-- Entries supplied follows --

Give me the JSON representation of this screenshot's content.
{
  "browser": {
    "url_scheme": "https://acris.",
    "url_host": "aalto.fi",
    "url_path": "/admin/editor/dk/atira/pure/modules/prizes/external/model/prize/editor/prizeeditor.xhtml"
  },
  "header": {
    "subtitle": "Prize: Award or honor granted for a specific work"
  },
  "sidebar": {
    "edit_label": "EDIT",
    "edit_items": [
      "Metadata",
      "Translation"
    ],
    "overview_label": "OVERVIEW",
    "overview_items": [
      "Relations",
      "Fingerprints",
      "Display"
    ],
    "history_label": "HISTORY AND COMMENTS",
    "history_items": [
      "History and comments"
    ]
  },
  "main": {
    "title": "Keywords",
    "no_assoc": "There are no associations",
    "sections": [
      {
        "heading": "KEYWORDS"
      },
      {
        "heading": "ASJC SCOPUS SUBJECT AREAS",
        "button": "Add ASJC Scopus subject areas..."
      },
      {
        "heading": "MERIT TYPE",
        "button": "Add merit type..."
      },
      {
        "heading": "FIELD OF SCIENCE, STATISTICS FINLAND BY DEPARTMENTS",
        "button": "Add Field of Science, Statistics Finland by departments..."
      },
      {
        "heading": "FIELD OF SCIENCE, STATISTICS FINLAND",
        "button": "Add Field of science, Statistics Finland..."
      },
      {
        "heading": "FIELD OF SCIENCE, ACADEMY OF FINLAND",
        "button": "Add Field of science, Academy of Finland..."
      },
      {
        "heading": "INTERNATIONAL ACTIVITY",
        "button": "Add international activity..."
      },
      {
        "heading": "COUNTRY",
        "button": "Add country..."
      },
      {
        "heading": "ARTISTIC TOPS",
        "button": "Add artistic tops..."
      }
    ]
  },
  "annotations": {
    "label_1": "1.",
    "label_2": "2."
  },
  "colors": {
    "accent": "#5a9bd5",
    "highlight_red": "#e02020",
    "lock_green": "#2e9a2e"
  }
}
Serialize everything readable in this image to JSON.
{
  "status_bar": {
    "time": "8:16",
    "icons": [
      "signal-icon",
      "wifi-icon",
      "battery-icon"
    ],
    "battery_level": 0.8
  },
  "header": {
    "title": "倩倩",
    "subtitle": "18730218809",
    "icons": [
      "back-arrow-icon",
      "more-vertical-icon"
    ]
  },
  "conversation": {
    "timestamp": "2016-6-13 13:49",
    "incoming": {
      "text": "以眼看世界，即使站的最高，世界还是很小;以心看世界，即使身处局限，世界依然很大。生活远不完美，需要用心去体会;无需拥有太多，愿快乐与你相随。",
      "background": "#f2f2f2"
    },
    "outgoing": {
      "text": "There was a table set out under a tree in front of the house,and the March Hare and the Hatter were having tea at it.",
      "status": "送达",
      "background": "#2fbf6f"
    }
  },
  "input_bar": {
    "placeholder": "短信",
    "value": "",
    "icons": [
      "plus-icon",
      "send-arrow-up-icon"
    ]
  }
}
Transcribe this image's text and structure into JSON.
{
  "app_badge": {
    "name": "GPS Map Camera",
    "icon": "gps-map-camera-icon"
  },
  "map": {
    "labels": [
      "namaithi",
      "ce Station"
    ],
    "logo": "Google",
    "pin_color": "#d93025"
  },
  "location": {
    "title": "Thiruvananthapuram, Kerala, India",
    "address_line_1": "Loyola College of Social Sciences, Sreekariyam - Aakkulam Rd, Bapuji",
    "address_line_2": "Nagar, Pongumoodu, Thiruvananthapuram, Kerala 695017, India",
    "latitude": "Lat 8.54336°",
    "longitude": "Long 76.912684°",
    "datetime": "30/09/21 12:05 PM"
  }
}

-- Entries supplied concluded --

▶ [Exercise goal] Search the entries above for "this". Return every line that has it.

▶ [Exercise result]
Give me the JSON representation of this screenshot's content.
Serialize everything readable in this image to JSON.
Transcribe this image's text and structure into JSON.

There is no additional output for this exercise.